Problem
Note each line in the data holding the string "zoom" and report it.

══ Input ══

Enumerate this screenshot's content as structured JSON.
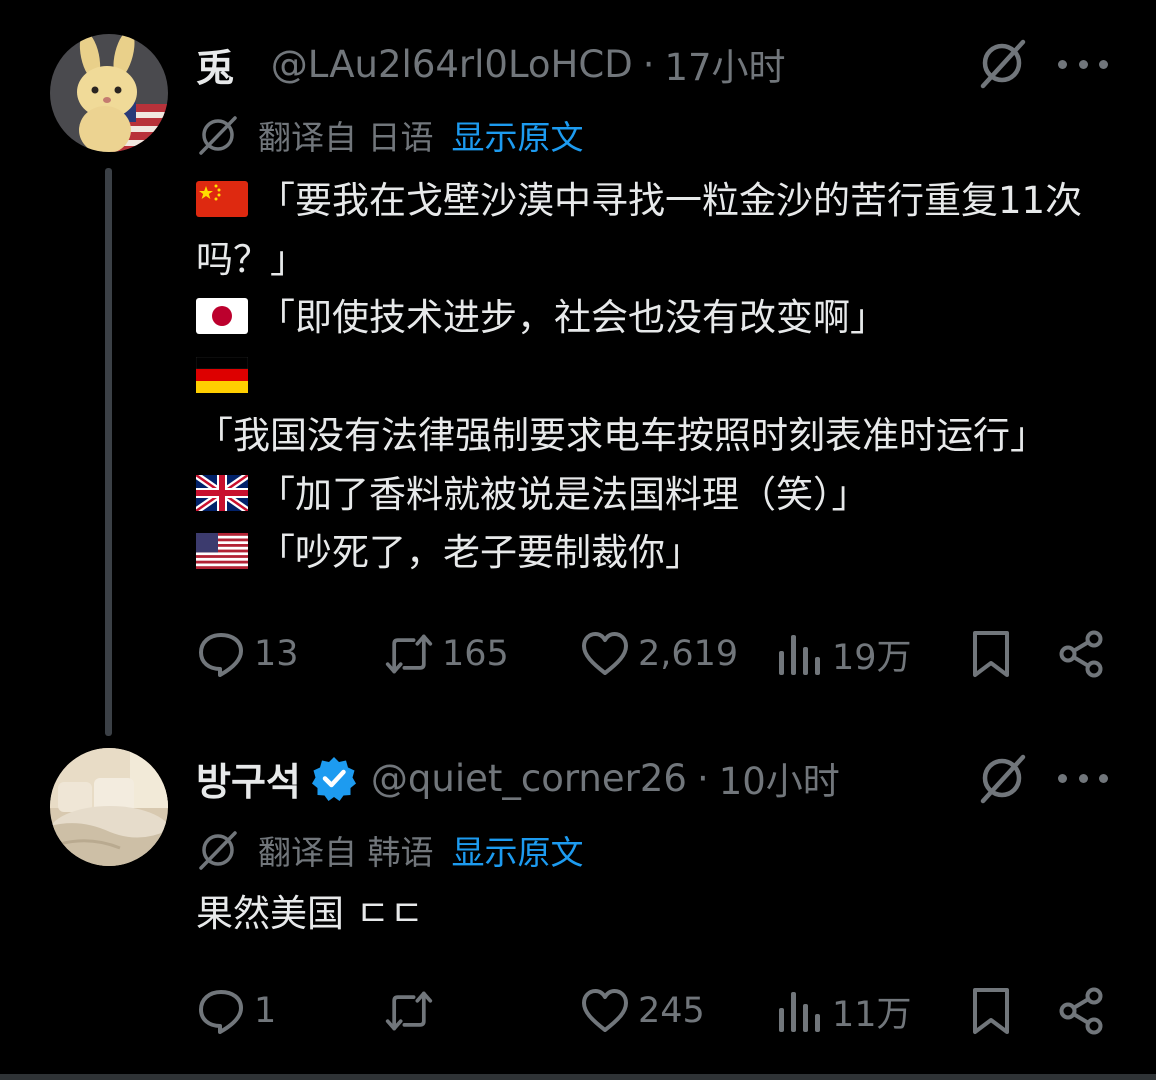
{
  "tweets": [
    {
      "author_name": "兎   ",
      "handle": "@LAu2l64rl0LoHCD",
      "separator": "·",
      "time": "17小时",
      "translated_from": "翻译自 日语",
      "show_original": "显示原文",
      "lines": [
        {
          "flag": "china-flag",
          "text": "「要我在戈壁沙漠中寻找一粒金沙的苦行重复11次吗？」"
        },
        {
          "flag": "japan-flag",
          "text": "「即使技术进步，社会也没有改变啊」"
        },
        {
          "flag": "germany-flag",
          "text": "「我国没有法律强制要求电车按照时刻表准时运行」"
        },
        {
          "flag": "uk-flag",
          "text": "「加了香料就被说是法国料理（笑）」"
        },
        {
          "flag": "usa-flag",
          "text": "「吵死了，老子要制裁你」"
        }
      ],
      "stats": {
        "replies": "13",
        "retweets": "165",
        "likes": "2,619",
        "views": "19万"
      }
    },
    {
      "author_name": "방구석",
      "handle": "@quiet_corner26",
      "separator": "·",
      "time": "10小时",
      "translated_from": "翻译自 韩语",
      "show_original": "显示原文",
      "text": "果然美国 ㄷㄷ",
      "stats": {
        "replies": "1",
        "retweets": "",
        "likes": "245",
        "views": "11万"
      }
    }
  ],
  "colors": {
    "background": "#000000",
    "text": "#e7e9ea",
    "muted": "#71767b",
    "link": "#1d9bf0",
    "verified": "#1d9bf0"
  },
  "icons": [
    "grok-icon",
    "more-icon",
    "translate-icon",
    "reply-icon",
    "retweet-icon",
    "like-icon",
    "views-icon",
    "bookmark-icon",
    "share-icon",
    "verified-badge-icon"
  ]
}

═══
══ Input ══

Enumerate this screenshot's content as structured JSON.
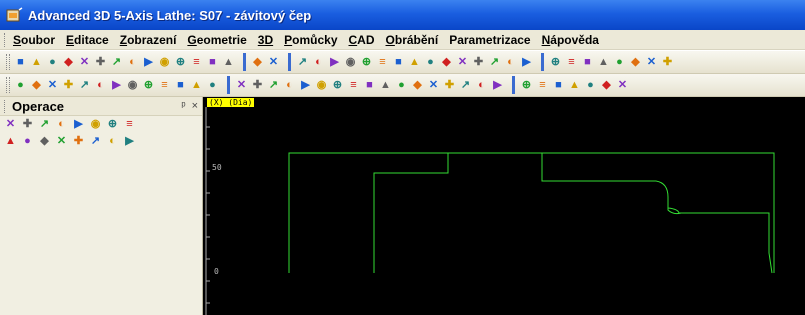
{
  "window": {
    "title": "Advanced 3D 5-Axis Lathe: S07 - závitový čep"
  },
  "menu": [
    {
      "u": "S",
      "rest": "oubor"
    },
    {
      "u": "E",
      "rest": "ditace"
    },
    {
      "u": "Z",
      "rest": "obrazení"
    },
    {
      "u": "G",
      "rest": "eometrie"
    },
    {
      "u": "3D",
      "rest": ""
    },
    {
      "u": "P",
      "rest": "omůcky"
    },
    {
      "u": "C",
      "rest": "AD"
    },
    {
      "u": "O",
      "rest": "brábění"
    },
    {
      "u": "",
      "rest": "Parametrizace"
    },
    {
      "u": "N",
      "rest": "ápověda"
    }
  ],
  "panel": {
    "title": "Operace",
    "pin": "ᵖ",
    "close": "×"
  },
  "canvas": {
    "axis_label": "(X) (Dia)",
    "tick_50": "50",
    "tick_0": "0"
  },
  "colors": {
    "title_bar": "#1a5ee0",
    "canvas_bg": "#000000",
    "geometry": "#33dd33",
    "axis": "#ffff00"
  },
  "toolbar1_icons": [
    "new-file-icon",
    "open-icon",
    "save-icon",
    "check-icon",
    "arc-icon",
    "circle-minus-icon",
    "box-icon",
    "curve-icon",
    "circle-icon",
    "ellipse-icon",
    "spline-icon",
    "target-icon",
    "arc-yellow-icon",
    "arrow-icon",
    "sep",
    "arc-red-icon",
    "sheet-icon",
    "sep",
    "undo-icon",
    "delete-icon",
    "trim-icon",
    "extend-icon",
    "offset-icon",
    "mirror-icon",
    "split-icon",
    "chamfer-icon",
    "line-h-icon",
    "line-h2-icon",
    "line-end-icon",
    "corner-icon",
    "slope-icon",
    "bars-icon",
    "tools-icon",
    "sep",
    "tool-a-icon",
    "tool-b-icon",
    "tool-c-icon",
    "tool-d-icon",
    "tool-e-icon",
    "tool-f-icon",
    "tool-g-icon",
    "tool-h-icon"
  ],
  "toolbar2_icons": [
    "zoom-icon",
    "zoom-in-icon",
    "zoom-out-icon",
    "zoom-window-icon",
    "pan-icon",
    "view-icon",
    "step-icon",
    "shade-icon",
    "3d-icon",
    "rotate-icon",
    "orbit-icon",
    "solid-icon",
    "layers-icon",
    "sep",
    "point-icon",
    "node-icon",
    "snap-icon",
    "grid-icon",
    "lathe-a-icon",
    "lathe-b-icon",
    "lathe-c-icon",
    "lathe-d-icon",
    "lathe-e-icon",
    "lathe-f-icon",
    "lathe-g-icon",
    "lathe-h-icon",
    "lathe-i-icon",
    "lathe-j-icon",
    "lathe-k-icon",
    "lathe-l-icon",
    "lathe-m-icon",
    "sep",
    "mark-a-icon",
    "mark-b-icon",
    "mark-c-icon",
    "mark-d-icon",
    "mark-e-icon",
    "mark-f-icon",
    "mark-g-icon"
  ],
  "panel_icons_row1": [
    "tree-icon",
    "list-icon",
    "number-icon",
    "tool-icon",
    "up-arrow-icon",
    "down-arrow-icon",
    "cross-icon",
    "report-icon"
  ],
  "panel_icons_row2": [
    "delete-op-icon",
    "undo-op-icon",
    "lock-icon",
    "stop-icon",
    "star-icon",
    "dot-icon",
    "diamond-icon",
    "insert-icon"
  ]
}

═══

Completed task
    "zoom-icon",
    "zoom-in-icon",
    "zoom-out-icon",
    "zoom-window-icon",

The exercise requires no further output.